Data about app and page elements
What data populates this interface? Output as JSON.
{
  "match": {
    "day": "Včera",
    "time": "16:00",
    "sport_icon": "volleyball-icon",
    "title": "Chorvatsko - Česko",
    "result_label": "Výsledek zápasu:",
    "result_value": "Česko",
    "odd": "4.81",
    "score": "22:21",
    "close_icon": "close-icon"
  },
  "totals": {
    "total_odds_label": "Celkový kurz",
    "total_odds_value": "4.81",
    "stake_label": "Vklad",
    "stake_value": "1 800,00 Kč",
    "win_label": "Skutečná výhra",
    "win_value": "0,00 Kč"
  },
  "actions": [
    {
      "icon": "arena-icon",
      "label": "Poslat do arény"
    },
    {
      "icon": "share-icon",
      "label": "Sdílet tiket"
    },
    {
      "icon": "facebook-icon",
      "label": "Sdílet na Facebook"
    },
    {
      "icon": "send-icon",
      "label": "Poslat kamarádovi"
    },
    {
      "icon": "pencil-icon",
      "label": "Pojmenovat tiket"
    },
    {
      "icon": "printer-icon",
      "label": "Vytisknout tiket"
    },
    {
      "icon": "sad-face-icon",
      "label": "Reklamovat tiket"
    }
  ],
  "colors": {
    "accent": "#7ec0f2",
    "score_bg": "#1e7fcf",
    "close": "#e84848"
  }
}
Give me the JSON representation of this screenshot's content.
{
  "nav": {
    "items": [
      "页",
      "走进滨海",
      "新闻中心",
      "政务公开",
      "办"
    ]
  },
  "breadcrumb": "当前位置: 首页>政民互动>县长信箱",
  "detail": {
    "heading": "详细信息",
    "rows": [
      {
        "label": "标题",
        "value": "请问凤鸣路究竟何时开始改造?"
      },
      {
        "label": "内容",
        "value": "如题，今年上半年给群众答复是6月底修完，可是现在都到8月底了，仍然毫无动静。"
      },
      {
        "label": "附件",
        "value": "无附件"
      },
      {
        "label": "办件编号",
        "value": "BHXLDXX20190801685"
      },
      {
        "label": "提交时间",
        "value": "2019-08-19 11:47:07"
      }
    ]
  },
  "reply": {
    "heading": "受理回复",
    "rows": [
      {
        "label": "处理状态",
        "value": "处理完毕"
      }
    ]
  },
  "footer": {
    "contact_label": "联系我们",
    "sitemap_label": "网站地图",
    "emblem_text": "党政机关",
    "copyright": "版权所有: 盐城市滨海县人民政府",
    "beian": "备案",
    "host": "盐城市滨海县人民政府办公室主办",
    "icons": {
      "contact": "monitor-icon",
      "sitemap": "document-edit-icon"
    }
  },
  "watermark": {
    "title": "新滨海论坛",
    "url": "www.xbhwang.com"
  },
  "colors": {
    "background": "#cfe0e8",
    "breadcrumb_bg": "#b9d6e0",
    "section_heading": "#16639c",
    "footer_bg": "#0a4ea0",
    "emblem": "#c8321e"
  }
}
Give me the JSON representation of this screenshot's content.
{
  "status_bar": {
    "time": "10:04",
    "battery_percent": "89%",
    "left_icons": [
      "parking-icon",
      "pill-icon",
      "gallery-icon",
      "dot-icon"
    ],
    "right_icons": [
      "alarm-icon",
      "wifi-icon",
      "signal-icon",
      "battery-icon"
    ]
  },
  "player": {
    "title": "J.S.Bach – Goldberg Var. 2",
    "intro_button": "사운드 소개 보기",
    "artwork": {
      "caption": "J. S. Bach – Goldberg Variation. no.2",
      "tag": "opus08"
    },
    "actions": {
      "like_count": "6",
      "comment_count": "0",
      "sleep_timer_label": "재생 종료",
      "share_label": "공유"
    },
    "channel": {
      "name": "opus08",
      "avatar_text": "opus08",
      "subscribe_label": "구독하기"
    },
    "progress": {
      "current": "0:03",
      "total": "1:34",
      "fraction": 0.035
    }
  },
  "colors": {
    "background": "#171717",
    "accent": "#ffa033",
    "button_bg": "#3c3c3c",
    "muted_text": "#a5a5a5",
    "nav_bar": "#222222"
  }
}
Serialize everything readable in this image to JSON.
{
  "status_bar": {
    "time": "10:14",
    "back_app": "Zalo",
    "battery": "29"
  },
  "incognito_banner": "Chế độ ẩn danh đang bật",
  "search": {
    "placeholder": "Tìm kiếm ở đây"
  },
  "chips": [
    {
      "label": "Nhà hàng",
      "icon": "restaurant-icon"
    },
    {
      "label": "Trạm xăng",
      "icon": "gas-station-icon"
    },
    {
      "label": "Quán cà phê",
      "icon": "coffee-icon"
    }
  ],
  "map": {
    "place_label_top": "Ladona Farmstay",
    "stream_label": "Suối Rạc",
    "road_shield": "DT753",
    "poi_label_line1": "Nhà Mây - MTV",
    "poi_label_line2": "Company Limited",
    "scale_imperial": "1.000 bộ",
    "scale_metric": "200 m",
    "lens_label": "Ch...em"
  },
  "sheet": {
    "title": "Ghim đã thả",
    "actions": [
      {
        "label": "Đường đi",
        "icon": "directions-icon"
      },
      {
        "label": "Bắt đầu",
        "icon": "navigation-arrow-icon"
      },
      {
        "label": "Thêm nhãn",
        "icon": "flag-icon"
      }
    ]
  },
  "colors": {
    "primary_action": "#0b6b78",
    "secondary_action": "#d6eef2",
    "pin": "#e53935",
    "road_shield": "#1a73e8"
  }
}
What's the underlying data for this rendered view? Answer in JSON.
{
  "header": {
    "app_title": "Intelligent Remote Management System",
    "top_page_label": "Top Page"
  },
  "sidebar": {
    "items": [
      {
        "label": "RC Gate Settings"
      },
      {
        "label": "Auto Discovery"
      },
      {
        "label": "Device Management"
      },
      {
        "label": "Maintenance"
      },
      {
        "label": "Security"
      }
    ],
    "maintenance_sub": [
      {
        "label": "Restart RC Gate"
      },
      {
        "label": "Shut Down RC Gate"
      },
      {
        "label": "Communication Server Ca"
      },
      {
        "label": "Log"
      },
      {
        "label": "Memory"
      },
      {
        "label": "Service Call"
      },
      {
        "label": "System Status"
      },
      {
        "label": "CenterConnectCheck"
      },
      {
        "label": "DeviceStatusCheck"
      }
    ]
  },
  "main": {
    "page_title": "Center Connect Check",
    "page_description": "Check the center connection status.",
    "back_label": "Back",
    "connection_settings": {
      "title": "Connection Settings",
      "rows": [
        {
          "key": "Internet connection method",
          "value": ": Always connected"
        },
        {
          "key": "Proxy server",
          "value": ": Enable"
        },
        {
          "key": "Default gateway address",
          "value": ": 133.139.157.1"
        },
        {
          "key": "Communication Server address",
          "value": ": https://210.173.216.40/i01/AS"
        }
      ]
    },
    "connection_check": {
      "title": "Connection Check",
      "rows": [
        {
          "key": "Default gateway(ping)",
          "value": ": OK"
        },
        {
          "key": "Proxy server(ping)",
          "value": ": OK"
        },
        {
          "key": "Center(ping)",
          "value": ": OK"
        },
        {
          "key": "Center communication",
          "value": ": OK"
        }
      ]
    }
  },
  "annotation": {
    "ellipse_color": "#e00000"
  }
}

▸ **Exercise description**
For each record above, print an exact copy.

▸ **Reply**
What data populates this interface? Output as JSON.
{
  "match": {
    "day": "Včera",
    "time": "16:00",
    "sport_icon": "volleyball-icon",
    "title": "Chorvatsko - Česko",
    "result_label": "Výsledek zápasu:",
    "result_value": "Česko",
    "odd": "4.81",
    "score": "22:21",
    "close_icon": "close-icon"
  },
  "totals": {
    "total_odds_label": "Celkový kurz",
    "total_odds_value": "4.81",
    "stake_label": "Vklad",
    "stake_value": "1 800,00 Kč",
    "win_label": "Skutečná výhra",
    "win_value": "0,00 Kč"
  },
  "actions": [
    {
      "icon": "arena-icon",
      "label": "Poslat do arény"
    },
    {
      "icon": "share-icon",
      "label": "Sdílet tiket"
    },
    {
      "icon": "facebook-icon",
      "label": "Sdílet na Facebook"
    },
    {
      "icon": "send-icon",
      "label": "Poslat kamarádovi"
    },
    {
      "icon": "pencil-icon",
      "label": "Pojmenovat tiket"
    },
    {
      "icon": "printer-icon",
      "label": "Vytisknout tiket"
    },
    {
      "icon": "sad-face-icon",
      "label": "Reklamovat tiket"
    }
  ],
  "colors": {
    "accent": "#7ec0f2",
    "score_bg": "#1e7fcf",
    "close": "#e84848"
  }
}
Give me the JSON representation of this screenshot's content.
{
  "nav": {
    "items": [
      "页",
      "走进滨海",
      "新闻中心",
      "政务公开",
      "办"
    ]
  },
  "breadcrumb": "当前位置: 首页>政民互动>县长信箱",
  "detail": {
    "heading": "详细信息",
    "rows": [
      {
        "label": "标题",
        "value": "请问凤鸣路究竟何时开始改造?"
      },
      {
        "label": "内容",
        "value": "如题，今年上半年给群众答复是6月底修完，可是现在都到8月底了，仍然毫无动静。"
      },
      {
        "label": "附件",
        "value": "无附件"
      },
      {
        "label": "办件编号",
        "value": "BHXLDXX20190801685"
      },
      {
        "label": "提交时间",
        "value": "2019-08-19 11:47:07"
      }
    ]
  },
  "reply": {
    "heading": "受理回复",
    "rows": [
      {
        "label": "处理状态",
        "value": "处理完毕"
      }
    ]
  },
  "footer": {
    "contact_label": "联系我们",
    "sitemap_label": "网站地图",
    "emblem_text": "党政机关",
    "copyright": "版权所有: 盐城市滨海县人民政府",
    "beian": "备案",
    "host": "盐城市滨海县人民政府办公室主办",
    "icons": {
      "contact": "monitor-icon",
      "sitemap": "document-edit-icon"
    }
  },
  "watermark": {
    "title": "新滨海论坛",
    "url": "www.xbhwang.com"
  },
  "colors": {
    "background": "#cfe0e8",
    "breadcrumb_bg": "#b9d6e0",
    "section_heading": "#16639c",
    "footer_bg": "#0a4ea0",
    "emblem": "#c8321e"
  }
}
Give me the JSON representation of this screenshot's content.
{
  "status_bar": {
    "time": "10:04",
    "battery_percent": "89%",
    "left_icons": [
      "parking-icon",
      "pill-icon",
      "gallery-icon",
      "dot-icon"
    ],
    "right_icons": [
      "alarm-icon",
      "wifi-icon",
      "signal-icon",
      "battery-icon"
    ]
  },
  "player": {
    "title": "J.S.Bach – Goldberg Var. 2",
    "intro_button": "사운드 소개 보기",
    "artwork": {
      "caption": "J. S. Bach – Goldberg Variation. no.2",
      "tag": "opus08"
    },
    "actions": {
      "like_count": "6",
      "comment_count": "0",
      "sleep_timer_label": "재생 종료",
      "share_label": "공유"
    },
    "channel": {
      "name": "opus08",
      "avatar_text": "opus08",
      "subscribe_label": "구독하기"
    },
    "progress": {
      "current": "0:03",
      "total": "1:34",
      "fraction": 0.035
    }
  },
  "colors": {
    "background": "#171717",
    "accent": "#ffa033",
    "button_bg": "#3c3c3c",
    "muted_text": "#a5a5a5",
    "nav_bar": "#222222"
  }
}
Serialize everything readable in this image to JSON.
{
  "status_bar": {
    "time": "10:14",
    "back_app": "Zalo",
    "battery": "29"
  },
  "incognito_banner": "Chế độ ẩn danh đang bật",
  "search": {
    "placeholder": "Tìm kiếm ở đây"
  },
  "chips": [
    {
      "label": "Nhà hàng",
      "icon": "restaurant-icon"
    },
    {
      "label": "Trạm xăng",
      "icon": "gas-station-icon"
    },
    {
      "label": "Quán cà phê",
      "icon": "coffee-icon"
    }
  ],
  "map": {
    "place_label_top": "Ladona Farmstay",
    "stream_label": "Suối Rạc",
    "road_shield": "DT753",
    "poi_label_line1": "Nhà Mây - MTV",
    "poi_label_line2": "Company Limited",
    "scale_imperial": "1.000 bộ",
    "scale_metric": "200 m",
    "lens_label": "Ch...em"
  },
  "sheet": {
    "title": "Ghim đã thả",
    "actions": [
      {
        "label": "Đường đi",
        "icon": "directions-icon"
      },
      {
        "label": "Bắt đầu",
        "icon": "navigation-arrow-icon"
      },
      {
        "label": "Thêm nhãn",
        "icon": "flag-icon"
      }
    ]
  },
  "colors": {
    "primary_action": "#0b6b78",
    "secondary_action": "#d6eef2",
    "pin": "#e53935",
    "road_shield": "#1a73e8"
  }
}
What's the underlying data for this rendered view? Answer in JSON.
{
  "header": {
    "app_title": "Intelligent Remote Management System",
    "top_page_label": "Top Page"
  },
  "sidebar": {
    "items": [
      {
        "label": "RC Gate Settings"
      },
      {
        "label": "Auto Discovery"
      },
      {
        "label": "Device Management"
      },
      {
        "label": "Maintenance"
      },
      {
        "label": "Security"
      }
    ],
    "maintenance_sub": [
      {
        "label": "Restart RC Gate"
      },
      {
        "label": "Shut Down RC Gate"
      },
      {
        "label": "Communication Server Ca"
      },
      {
        "label": "Log"
      },
      {
        "label": "Memory"
      },
      {
        "label": "Service Call"
      },
      {
        "label": "System Status"
      },
      {
        "label": "CenterConnectCheck"
      },
      {
        "label": "DeviceStatusCheck"
      }
    ]
  },
  "main": {
    "page_title": "Center Connect Check",
    "page_description": "Check the center connection status.",
    "back_label": "Back",
    "connection_settings": {
      "title": "Connection Settings",
      "rows": [
        {
          "key": "Internet connection method",
          "value": ": Always connected"
        },
        {
          "key": "Proxy server",
          "value": ": Enable"
        },
        {
          "key": "Default gateway address",
          "value": ": 133.139.157.1"
        },
        {
          "key": "Communication Server address",
          "value": ": https://210.173.216.40/i01/AS"
        }
      ]
    },
    "connection_check": {
      "title": "Connection Check",
      "rows": [
        {
          "key": "Default gateway(ping)",
          "value": ": OK"
        },
        {
          "key": "Proxy server(ping)",
          "value": ": OK"
        },
        {
          "key": "Center(ping)",
          "value": ": OK"
        },
        {
          "key": "Center communication",
          "value": ": OK"
        }
      ]
    }
  },
  "annotation": {
    "ellipse_color": "#e00000"
  }
}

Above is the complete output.